Earth Day 2012 is all about building good habits, beginning with its "zero-waste" policy.
Last year, more than 2,200 people came out for the annual Earth Day celebration and, thanks to their eco-conscious habits, only generated one 5-gallon bucket of trash. Local food vendors used durable, rather than disposable, utensils and cups and biodegradable dishes and napkins, which were later collected for composting. Visitors were encouraged to bring their own water bottles to fill at the Water on Wheels station. And even the event signs were crafted from scrap and recycled materials.
What: Earth Day 2012
When: 11 a.m. to 4 p.m. Saturday, April 21
Where: ScienceWorks Hands-On Museum, 1500 E. Main St., Ashland
"There are zero-waste stations, staffed by volunteers, with receptacles for recyclables, compostables and durables," says Paige Prewett, event manager.
"It's an excellent demonstration of how folks can take these ideas home and practice them throughout the year. They can make every day Earth Day."
This year, event organizers hope to maintain their green streak. The 11th annual Earth Day festival will be from 11 a.m. to 4 p.m. Saturday, April 21, outdoors at ScienceWorks Hands-On Museum, 1500 E. Main St., Ashland.
The event will stress the importance of sustainable lifestyles at home, work and school. There will be more than 70 exhibits by local businesses, nonprofits and government organizations that show practical ways to divert waste from landfills, to employ renewable energy sources and to incorporate green and local products into everyday living.
New this year, Harry & David will introduce its Green Promise program and explain its commitment to recycling, responsible purchasing and low-impact farming.
E-vehicles, including a Nissan LEAF, Mitsubishi i, Chevrolet Volt, Brammo Enertia motorcycle and electric bikes, will be on hand for viewing, not test-driving.
"In recognition of the U.N.'s International Year of Cooperatives, we're also featuring a co-op plaza to highlight how local cooperatives (specifically, Siskiyou Sustainable Cooperative, Ashland Food Co-op, Grange Co-op and Rogue Federal Credit Union) add to the vitality of the community," Prewett says.

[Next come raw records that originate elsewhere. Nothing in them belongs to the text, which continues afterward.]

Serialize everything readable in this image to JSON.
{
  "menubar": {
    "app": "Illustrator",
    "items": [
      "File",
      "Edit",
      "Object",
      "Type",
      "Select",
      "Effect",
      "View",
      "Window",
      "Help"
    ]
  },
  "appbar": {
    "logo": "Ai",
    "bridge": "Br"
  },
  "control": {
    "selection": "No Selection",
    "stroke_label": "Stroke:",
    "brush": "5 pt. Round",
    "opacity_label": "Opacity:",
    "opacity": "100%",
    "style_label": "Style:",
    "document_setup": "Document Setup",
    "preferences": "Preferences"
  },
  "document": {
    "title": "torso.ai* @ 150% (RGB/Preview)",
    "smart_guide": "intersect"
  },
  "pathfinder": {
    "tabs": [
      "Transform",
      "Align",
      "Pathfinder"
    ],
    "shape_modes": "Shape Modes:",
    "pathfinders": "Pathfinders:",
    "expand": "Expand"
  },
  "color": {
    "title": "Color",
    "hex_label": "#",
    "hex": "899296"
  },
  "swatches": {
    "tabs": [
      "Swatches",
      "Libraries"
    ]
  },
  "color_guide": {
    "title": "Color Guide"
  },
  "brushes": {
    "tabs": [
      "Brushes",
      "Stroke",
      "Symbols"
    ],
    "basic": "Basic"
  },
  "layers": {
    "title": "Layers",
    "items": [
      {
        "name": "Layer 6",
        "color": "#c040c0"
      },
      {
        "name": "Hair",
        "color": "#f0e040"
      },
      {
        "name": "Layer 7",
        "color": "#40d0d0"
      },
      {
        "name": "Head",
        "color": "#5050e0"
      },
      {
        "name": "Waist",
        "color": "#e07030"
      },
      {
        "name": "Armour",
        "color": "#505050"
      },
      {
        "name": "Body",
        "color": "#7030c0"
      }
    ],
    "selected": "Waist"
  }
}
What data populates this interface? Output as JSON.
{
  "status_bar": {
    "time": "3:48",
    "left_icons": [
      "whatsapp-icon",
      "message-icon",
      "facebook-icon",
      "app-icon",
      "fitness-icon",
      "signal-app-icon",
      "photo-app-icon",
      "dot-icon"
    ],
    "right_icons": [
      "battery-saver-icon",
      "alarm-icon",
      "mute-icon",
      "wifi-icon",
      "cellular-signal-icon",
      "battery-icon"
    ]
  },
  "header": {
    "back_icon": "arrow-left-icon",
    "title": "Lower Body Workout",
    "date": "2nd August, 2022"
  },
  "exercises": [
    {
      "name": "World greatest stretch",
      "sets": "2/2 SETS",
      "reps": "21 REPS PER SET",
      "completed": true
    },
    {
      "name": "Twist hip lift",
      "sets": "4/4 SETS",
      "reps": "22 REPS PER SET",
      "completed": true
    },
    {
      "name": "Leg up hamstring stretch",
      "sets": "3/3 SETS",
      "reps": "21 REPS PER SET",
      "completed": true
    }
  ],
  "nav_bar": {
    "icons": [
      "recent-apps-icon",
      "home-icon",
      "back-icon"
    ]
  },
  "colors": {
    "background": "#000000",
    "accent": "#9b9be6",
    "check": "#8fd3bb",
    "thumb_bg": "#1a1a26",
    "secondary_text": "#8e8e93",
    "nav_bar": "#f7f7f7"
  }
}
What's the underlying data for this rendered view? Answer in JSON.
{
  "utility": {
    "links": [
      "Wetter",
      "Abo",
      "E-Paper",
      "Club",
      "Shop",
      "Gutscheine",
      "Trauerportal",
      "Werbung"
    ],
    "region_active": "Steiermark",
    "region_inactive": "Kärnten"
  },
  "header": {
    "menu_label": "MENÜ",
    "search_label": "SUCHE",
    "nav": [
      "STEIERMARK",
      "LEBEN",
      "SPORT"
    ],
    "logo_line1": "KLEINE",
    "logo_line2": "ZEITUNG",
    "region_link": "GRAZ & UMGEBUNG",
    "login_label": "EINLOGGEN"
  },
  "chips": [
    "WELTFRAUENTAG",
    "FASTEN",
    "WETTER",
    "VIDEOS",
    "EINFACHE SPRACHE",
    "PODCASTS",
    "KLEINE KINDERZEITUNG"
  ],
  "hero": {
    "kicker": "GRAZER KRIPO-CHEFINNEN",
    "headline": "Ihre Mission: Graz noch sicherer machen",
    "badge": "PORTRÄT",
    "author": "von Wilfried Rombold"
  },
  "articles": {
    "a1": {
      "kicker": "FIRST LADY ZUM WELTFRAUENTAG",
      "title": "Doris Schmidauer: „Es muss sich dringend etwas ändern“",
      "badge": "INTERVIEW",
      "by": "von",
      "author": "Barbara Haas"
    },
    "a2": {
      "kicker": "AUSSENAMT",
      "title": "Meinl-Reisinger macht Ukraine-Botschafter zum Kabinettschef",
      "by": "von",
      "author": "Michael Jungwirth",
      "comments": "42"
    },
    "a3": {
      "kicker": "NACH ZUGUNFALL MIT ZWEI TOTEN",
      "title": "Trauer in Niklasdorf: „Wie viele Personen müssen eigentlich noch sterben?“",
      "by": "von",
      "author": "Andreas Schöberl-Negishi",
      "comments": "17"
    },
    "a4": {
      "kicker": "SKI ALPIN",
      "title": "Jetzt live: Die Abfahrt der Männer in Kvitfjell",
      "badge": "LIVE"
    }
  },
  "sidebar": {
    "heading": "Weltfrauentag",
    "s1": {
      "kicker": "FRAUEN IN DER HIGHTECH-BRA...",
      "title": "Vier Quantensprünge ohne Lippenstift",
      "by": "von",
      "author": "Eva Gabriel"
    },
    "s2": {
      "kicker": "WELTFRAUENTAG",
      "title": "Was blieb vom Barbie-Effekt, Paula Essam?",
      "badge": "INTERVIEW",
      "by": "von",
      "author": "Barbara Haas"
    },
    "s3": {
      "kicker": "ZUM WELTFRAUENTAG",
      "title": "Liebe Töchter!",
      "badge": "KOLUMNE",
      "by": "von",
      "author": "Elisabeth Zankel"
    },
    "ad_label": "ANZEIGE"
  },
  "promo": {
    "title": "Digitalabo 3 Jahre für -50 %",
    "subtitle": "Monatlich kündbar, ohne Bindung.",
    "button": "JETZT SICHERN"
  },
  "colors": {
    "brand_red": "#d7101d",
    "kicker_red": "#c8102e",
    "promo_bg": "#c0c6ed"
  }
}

Live music is scheduled throughout the day, including Caribbean, Brazilian and West African rhythms by the Hand in Hand Drummers at 11 a.m.; traditional Irish music by Jug of Punch and 14-year-old Grants Pass fiddler Sean Connors at 1 p.m.; and Eastern European dance music by the Bar Misfits Klezmer Band at 2:45 p.m.
Creative Dance for Children, led by Cassie Preskenis, also will perform modern, hula, swing, Latin and multicultural folk dances at 12:15 p.m.
Children will find a host of hands-on activities, eco-friendly crafts and field games available at various locations.
"The kids are the ones dragging the parents out, not the parents dragging the kids," Prewett says.
In addition to its regular exhibits, ScienceWorks will host a speaker series, titled "Giving Voice, Taking Action." Speakers are Jeff Allen, executive director of Drive Oregon; Kim Zwemer-Margulis, storyteller and author of "Shadowchaser of the Siskiyous"; David Moen, a Ventana Wildlife Society biologist; and James Stark, director of the Regenerative Design Institute and Ecology of Leadership program.
All presentations are free and will be in the museum's SciTheater. For more information and a schedule, see www.scienceworksmuseum.org. ScienceWorks museum fees apply to all other indoor exhibits.
Visitors are encouraged to bike, carpool or ride the free Rogue Valley Transportation District shuttle direct to ScienceWorks from several locations in Medford and Ashland. In addition, RVTD offers free service to all riders Saturday. This year, there also will be an additional shuttle service from Grants Pass and Rogue River. For a comprehensive transportation schedule and more information, see www.roguevalleyearthday.net or call 541-482-6767.